Second week, here goes.
I've been in Taebaek over a week now and I still haven't caught my breath. This past Saturday Jaye (another EPIK teacher) and I went food shopping (still a taxing and treacherous experience) and then a couple hours later Dave and Lindsay came by to peruse the books left in my apartment by the previous tenant. D&L have been here in Taebaek for over a year and are a great resource for all sorts of advice as well as numerous anecdotes.
After choosing some volumes we walked over to the restaurant and met up with nearly every other foreigner in Taebaek. As it turns out the majority of non-Koreans here (I think the grand total is about 18) are EPIK teachers with two outlying private-school teachers.
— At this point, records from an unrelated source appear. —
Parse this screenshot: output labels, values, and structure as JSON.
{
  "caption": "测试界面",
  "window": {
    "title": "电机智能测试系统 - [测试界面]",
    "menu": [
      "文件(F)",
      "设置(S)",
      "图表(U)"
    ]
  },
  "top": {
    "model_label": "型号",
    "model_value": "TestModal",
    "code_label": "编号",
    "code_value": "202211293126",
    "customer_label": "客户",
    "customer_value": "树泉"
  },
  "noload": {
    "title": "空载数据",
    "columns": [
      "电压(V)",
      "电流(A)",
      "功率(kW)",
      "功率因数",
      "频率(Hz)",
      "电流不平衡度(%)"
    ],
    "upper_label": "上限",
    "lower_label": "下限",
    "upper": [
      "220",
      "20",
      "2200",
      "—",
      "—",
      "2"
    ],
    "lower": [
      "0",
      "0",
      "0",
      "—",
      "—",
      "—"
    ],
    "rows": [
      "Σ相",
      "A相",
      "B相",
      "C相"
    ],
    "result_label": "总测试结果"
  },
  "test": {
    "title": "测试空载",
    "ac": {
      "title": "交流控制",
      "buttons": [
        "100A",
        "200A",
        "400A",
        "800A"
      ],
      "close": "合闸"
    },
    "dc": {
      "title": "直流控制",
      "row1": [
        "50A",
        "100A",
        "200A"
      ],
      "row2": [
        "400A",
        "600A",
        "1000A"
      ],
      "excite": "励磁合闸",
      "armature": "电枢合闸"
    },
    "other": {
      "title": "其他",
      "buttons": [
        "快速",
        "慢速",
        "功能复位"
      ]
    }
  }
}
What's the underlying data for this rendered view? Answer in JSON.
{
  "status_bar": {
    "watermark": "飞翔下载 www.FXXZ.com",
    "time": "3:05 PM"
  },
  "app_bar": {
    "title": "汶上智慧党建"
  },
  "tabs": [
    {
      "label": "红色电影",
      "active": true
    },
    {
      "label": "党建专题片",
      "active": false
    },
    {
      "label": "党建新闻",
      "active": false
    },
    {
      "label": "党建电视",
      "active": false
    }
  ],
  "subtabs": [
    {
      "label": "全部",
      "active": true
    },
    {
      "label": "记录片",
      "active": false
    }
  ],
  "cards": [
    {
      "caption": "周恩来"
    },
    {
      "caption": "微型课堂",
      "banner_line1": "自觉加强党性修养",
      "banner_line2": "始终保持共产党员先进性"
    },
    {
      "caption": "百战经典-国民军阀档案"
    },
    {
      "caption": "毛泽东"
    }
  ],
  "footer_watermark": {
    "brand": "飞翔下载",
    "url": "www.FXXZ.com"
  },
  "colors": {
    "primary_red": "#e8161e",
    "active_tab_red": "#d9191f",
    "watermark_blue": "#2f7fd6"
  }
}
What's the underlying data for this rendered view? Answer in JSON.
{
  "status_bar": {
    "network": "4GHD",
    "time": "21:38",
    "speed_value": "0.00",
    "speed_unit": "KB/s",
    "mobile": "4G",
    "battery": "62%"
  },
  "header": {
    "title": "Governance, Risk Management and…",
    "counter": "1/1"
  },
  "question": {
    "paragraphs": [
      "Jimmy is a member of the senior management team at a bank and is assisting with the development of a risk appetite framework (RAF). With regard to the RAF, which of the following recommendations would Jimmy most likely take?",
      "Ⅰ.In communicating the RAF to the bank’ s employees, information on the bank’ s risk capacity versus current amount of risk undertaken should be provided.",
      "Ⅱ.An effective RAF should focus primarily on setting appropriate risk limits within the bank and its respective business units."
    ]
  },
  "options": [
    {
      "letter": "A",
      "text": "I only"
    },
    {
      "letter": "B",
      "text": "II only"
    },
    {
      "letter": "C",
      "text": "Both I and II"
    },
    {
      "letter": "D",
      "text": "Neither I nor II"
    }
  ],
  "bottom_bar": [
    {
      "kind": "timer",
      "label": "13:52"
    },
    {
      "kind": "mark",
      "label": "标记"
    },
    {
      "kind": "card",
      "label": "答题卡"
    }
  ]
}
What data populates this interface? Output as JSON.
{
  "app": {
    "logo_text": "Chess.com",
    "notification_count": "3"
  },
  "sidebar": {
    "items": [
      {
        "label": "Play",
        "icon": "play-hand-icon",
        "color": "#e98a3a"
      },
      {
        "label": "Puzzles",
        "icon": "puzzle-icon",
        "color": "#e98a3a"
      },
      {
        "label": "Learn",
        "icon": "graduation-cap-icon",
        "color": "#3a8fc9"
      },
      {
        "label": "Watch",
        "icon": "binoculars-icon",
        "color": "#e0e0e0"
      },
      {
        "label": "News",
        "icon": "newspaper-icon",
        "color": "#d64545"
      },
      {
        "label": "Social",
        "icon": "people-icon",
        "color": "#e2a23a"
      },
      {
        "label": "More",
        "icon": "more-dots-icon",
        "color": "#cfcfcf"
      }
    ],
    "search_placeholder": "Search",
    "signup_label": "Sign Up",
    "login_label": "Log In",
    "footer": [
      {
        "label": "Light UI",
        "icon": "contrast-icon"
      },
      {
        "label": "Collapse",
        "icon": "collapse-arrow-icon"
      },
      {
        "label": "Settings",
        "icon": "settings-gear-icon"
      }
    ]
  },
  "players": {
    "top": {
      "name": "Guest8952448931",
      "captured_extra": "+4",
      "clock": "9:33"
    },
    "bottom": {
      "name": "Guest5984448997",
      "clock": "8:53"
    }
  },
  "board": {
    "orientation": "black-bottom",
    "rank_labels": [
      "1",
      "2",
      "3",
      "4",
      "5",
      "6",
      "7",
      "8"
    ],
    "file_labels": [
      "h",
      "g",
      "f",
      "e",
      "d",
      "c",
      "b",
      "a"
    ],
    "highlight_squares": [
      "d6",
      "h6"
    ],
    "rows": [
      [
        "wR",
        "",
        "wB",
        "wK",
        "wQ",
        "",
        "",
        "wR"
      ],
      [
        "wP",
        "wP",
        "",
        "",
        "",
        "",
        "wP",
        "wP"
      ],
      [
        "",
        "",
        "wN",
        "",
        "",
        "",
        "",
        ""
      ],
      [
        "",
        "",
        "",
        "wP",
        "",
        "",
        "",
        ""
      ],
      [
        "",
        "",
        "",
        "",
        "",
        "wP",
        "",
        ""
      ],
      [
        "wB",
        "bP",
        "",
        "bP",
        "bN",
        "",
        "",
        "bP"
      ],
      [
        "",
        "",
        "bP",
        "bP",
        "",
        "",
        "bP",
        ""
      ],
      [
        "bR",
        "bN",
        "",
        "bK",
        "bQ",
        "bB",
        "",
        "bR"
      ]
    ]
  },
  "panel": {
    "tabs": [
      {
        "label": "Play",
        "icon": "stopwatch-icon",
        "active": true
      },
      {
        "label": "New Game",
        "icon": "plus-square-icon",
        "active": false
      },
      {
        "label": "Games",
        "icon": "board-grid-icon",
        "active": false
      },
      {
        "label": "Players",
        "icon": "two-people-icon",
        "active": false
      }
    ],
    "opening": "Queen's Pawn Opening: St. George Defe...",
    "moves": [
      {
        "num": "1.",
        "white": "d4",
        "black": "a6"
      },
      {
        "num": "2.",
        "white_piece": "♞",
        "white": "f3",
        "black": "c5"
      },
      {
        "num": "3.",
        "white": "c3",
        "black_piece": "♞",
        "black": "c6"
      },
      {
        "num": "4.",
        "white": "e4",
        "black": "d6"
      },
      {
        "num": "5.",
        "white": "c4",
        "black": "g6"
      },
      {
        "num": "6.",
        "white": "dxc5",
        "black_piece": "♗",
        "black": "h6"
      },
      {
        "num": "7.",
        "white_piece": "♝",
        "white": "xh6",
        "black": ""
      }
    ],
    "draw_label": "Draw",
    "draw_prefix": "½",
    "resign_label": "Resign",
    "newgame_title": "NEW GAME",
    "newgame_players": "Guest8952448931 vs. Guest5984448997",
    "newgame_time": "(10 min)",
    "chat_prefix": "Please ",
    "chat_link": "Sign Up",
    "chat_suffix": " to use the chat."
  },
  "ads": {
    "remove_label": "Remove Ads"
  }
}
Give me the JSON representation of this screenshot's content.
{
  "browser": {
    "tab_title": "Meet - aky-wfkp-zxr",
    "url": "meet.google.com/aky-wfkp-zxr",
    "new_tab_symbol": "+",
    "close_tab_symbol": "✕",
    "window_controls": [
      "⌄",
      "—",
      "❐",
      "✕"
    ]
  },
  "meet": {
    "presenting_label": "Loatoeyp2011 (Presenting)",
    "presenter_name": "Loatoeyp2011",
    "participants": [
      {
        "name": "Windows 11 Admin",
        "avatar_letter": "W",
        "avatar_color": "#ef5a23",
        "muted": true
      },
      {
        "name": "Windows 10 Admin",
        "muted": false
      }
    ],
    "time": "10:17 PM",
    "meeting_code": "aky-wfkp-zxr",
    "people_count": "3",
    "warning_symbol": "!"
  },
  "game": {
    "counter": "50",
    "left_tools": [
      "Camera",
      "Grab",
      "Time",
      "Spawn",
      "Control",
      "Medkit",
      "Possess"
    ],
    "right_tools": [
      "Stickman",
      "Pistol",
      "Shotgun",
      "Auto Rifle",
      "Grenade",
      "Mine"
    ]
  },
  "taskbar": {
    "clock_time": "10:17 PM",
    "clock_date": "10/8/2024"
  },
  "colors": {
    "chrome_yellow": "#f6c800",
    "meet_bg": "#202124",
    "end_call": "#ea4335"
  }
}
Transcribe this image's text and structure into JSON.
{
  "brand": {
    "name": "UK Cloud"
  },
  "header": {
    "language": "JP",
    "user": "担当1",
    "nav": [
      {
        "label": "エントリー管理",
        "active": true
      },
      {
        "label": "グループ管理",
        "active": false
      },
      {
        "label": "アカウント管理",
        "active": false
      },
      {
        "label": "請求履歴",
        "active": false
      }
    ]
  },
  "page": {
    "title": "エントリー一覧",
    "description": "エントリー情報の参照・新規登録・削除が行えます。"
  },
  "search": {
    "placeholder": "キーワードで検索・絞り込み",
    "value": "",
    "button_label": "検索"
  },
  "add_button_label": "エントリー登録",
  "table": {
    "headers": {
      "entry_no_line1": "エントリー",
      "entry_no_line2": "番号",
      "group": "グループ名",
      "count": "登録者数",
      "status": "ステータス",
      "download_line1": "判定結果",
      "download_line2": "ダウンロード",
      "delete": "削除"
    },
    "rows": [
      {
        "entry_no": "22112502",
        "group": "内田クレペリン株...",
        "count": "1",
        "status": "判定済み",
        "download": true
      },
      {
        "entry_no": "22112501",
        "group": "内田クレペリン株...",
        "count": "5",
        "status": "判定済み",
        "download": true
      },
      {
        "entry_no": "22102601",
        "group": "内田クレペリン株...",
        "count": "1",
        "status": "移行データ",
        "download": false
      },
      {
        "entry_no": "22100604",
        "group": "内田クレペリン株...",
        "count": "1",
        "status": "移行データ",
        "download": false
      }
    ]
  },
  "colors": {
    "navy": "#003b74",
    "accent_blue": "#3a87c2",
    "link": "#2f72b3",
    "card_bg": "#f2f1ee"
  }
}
Due to the sheer volume of the party I wasn't able to make everyone's acquaintance but I did get to eat yet another lavish meal of bulgogi. Afterwards half the party went to the Nori-Bang and some others (including myself) went to Certo Cafe (pronounces cher-toh, as the Italians do) for some REAL coffee and cheesecake. It was expensive and deeply appreciated. Eventually it was just four ladies hanging out and we chatted and played Crazy 8's which was really enjoyable (re: I won a lot). Honestly, there's only so much drinking one can really stand in any given 3-week period and some cake and card games went over well with me.
The next morning I got up nice and early (woo) to meet Dave and Lindsay at the bus station for a hike in the Mureung Valley, outside of Donhae city. Unfortunately Lindsay fell ill during the long and unbearably windy bus-trip (she had been in the drinking/Nori-bang group the night before) and had to skip out on the hiking but I went with Dave and his friend Pat and we saw some amazing nature. If you wish to view pictures and such I will refer you to my Flickr page here.
A few comments about Korean hikers: They do not dress like anyone would sensibly be expected to dress for a hike. Either they're wearing full-on month-long backpacking ensembles (floppy-brimmed fisherman hats, sweat-wicking high-tech outdoor clothing, immense highly engineered backpacks bristly with caribeeners, telescoping titanium walking-sticks and imposingly sized cameras) or they're wearing mini-skirts with high-heels (for the ladies) or dress slacks with crisp, freshly ironed polo shirts (for the fellas).
Americans wear clothes. Koreans, I've discovered, wear outfits.
In any case I think we were at least as much of an attraction for the Korean hikers as the waterfalls. Dave clued me in the words Koreans will most often use to refer to foreigners: "way-gook", which means "foreigner" and "mee-gook", which means "American." Once you start listening it's pretty easy to hear how often they're talking about you, which is all the time.
After the hike, which involved a viciously long, irregular and rickety set of iron steps (apparently also a common attribute on Korean hiking trails) we met Lindsay and some more of Dave's friends in a restaurant and the trail head. For our party of seven we gave the proprietress 100,000 won (something less then $100) and the instructions to bring us the best of whatever that might buy. The result was about half the forest served hot and steaming on our table covered in a thick film of spicy pepper sauce. Quite literally the vegetable side dishes were leaves, roots, and less identifiable items gathered from the forest floor and spiced to within an inch of their photosynthesizing lives. Some of it was pretty delicious and there was at least one vegetable so disgusting I had to spit it out into a napkin.
The whole meal was served, of course, with the local beverage which in this case was a milky kind of fermented rice wine. It wasn't really to my taste but since it was all I had to cut down the slow fire in my mouth (remember readers: pepper sauce) I ended up drinking enough of it to get incredibly sleepy. The trip back was slow and winding but I managed to be in bed by midnight like the responsible role model that I am attempting to portray.
Hopefully more to follow as the week progresses, but now it's tea and book time.